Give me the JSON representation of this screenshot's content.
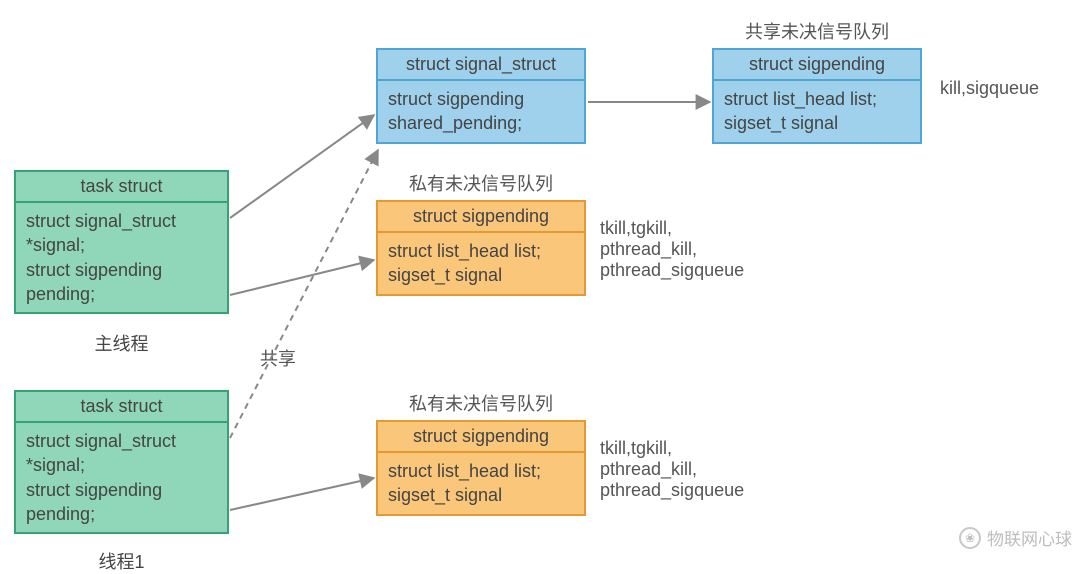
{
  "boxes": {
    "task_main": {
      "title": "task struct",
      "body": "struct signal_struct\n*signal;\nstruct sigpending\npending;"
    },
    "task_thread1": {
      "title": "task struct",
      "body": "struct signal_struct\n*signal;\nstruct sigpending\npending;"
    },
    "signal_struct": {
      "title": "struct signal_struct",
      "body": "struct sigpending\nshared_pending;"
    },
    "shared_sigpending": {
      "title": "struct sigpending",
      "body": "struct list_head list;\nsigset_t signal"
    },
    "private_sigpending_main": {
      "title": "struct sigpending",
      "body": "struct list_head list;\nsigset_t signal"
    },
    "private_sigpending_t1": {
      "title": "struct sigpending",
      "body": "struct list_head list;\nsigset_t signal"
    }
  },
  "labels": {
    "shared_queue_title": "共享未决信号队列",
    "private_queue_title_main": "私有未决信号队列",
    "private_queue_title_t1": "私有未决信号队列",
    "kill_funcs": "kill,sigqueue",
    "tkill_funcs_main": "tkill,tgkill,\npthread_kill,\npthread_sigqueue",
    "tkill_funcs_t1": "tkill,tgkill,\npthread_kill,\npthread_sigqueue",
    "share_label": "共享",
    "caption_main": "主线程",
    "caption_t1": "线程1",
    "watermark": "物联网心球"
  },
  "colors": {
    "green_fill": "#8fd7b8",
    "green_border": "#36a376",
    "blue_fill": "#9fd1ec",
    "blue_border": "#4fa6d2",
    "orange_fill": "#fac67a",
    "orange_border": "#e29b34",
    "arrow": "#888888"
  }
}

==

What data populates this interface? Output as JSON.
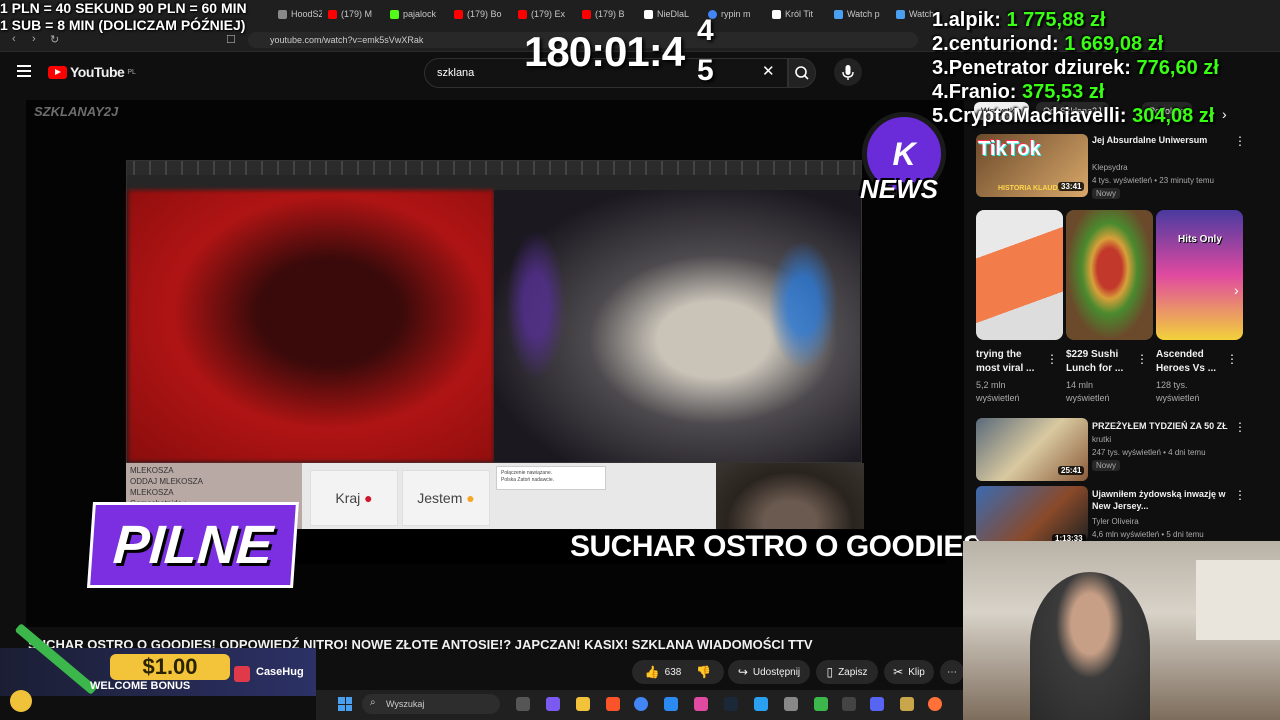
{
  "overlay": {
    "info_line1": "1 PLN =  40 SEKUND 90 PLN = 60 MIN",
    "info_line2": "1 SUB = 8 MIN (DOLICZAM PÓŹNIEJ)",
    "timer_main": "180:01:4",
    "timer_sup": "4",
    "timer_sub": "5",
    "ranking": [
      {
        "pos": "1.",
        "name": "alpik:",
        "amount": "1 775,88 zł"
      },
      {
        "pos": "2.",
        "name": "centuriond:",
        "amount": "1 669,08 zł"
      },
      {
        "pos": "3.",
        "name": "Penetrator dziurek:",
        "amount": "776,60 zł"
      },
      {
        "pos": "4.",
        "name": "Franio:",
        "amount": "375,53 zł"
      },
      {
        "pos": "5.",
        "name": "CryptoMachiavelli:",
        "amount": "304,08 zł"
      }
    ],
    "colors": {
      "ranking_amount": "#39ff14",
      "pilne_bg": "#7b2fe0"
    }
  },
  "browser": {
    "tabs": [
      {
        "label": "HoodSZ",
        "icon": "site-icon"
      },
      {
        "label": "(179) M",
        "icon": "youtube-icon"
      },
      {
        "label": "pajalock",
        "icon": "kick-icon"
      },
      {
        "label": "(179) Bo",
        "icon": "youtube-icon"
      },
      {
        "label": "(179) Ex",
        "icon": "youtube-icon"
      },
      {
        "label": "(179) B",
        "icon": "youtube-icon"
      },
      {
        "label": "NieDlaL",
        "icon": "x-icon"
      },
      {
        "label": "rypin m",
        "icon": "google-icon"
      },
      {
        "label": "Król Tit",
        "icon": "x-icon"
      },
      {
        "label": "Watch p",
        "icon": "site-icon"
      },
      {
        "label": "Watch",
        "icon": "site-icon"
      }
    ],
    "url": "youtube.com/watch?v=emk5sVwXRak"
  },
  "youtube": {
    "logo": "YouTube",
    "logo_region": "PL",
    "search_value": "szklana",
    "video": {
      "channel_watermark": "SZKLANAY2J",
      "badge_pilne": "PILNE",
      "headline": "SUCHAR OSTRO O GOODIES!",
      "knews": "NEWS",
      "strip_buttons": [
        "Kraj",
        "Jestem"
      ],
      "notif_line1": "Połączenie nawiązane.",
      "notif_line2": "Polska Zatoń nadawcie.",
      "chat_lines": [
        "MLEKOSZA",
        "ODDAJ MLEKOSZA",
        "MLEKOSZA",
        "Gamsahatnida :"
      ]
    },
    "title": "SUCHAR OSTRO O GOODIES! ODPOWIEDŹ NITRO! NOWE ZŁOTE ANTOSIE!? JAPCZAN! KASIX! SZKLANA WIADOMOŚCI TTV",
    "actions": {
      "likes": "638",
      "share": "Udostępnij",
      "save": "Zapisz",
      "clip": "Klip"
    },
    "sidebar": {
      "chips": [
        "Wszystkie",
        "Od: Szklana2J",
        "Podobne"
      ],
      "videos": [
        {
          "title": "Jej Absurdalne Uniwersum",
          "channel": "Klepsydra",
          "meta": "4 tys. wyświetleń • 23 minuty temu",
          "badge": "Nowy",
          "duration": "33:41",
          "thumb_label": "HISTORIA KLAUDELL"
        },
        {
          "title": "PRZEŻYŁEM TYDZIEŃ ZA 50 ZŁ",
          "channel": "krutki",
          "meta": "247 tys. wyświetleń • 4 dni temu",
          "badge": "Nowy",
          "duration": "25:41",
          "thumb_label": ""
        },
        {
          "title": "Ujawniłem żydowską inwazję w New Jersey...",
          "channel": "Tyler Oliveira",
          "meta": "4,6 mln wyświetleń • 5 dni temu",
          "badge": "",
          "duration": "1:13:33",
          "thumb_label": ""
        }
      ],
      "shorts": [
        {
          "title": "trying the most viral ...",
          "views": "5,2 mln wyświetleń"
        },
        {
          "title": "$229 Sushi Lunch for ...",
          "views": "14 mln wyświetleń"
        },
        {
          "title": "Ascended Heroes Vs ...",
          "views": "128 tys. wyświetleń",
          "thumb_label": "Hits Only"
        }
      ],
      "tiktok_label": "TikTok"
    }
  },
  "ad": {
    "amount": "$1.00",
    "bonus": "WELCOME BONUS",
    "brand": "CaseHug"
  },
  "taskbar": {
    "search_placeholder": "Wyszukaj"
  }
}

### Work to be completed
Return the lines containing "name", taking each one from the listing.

### Response to the exercise
        "name": "alpik:",
        "name": "centuriond:",
        "name": "Penetrator dziurek:",
        "name": "Franio:",
        "name": "CryptoMachiavelli:",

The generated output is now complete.